The Zoo, which opened to the public in 1847, covers 36 acres. It's home to more than 760 animal species, many of which are endangered – your entry fee contributes to ZSL London Zoo's conservation projects across the globe.
A paradise pad for the pygmy hippos complete with heated pools and landscaped gardens has become the home of 17 year old Thug and his 19 year old girlfriend Nicky. They have joined the giraffes, zebras and hunting dogs in the zoo’s Into Africa exhibit. In 2013, the zoo opened Tiger Territory, a £3.6m Indonesian-inspired habitat designed to meet all the sensory needs of its inhabitants, including newest zoo arrivals Jae Jae and Melati, a pair of Sumatran tigers. It joined other recent highlights such as 'Gorilla Kingdom', where you can get surprisingly close to the zoo's colony of Western Lowland gorillas, and the penguin habitat, where you can enjoy feeding time for the colony of Macaroni and Humboldt penguins. 'Rainforest Life' recreates a tropical forest, in which are hiding Red Titi monkeys, marmosets, tamarins and sloths. It leads down to 'Night Life', filled with nocturnal creatures including scorpions and the slender loris (a tiny sad-eyed primate). The Zoo's butterflies are housed in a giant caterpillar-shaped walk-through haven. Visitors to Butterfly Paradise can spot more than 30 different species including delicate glasswing butterflies and giant atlas moths.

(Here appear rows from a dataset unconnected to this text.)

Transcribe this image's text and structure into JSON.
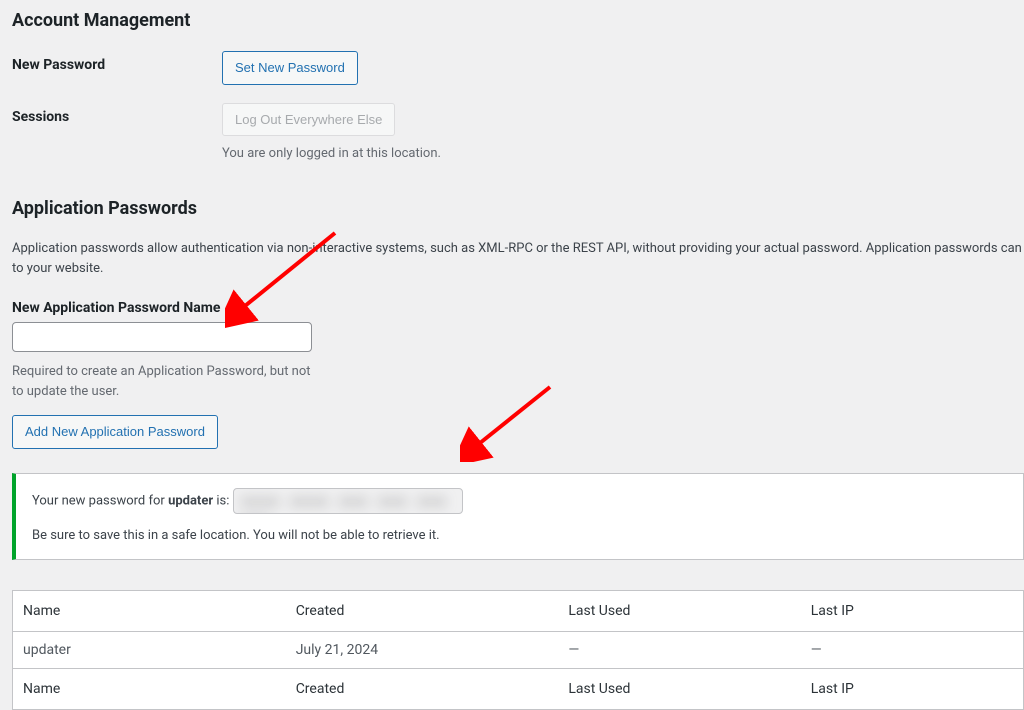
{
  "sections": {
    "account_management": {
      "title": "Account Management"
    },
    "new_password": {
      "label": "New Password",
      "button": "Set New Password"
    },
    "sessions": {
      "label": "Sessions",
      "button": "Log Out Everywhere Else",
      "description": "You are only logged in at this location."
    },
    "app_passwords": {
      "title": "Application Passwords",
      "intro": "Application passwords allow authentication via non-interactive systems, such as XML-RPC or the REST API, without providing your actual password. Application passwords can to your website.",
      "name_label": "New Application Password Name",
      "help": "Required to create an Application Password, but not to update the user.",
      "add_button": "Add New Application Password"
    },
    "notice": {
      "prefix": "Your new password for ",
      "app_name": "updater",
      "suffix": " is: ",
      "blurred_value": "XXXX XXXX XXX XXX XXX XXX",
      "warn": "Be sure to save this in a safe location. You will not be able to retrieve it."
    }
  },
  "table": {
    "headers": {
      "name": "Name",
      "created": "Created",
      "last_used": "Last Used",
      "last_ip": "Last IP"
    },
    "rows": [
      {
        "name": "updater",
        "created": "July 21, 2024",
        "last_used": "—",
        "last_ip": "—"
      }
    ]
  }
}
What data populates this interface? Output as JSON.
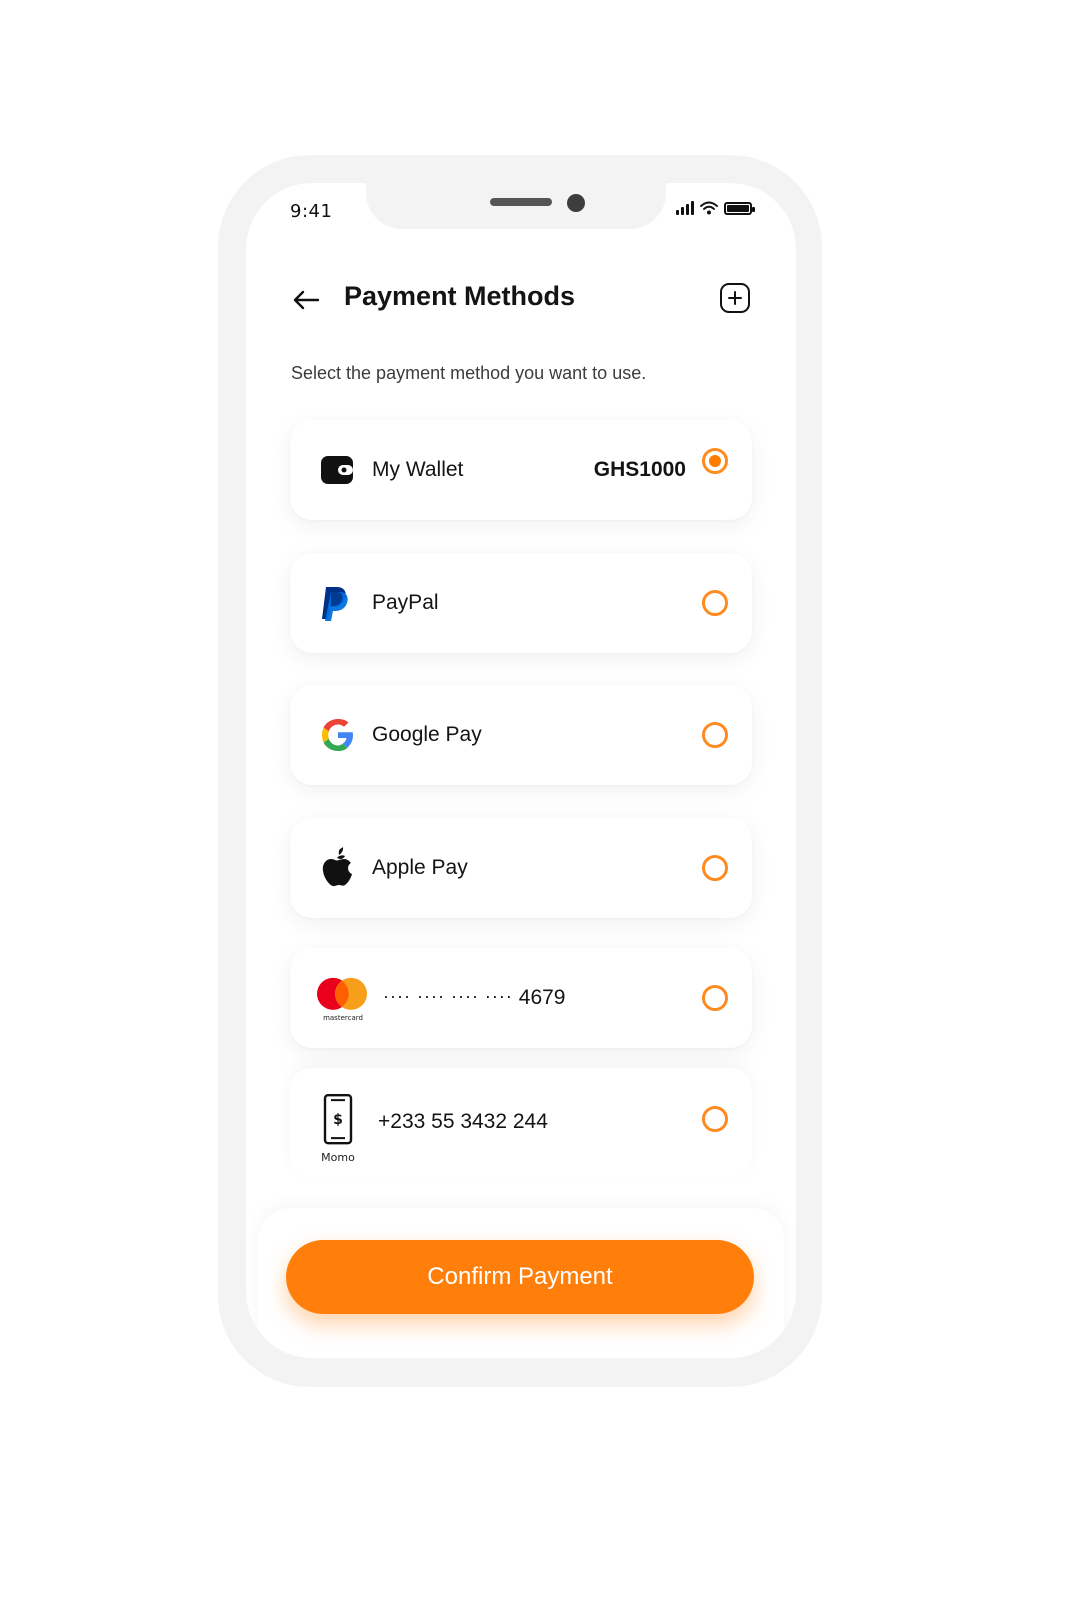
{
  "status_bar": {
    "time": "9:41"
  },
  "header": {
    "title": "Payment Methods",
    "subtitle": "Select the payment method you want to use."
  },
  "methods": [
    {
      "label": "My Wallet",
      "amount": "GHS1000",
      "icon": "wallet-icon",
      "selected": true
    },
    {
      "label": "PayPal",
      "icon": "paypal-icon",
      "selected": false
    },
    {
      "label": "Google Pay",
      "icon": "google-icon",
      "selected": false
    },
    {
      "label": "Apple Pay",
      "icon": "apple-icon",
      "selected": false
    },
    {
      "label_masked": "···· ···· ···· ····",
      "label_last4": "4679",
      "icon": "mastercard-icon",
      "icon_caption": "mastercard",
      "selected": false
    },
    {
      "label": "+233 55 3432 244",
      "icon": "momo-phone-icon",
      "icon_caption": "Momo",
      "selected": false
    }
  ],
  "confirm_button": {
    "label": "Confirm Payment"
  },
  "colors": {
    "accent": "#ff7f0a",
    "text": "#141414",
    "frame": "#f3f3f3"
  }
}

The latest residents that are being treated to a habitat makeover are the Lemurs. Their new sun-filled pad, which opens on Saturday March 28, is a walk-through exhibit, so humans and lemurs can get up close and personal. The boisterous troop is made up for 16 handsome bachelors. See if you can spot the black and white ruffled odd-one-out against the 15 ring-tailed look-alikes.
Across the site, regular events include 'animals in action' displays, feeding sessions, keeper talks and the glorious sight of birds in flight on the display lawn. There are also plenty of cafés and picnic spots, and the zoo offers educational and craft activities, as well as an ongoing programme of exhibitions exploring science and conservation.
See our guide to London Zoo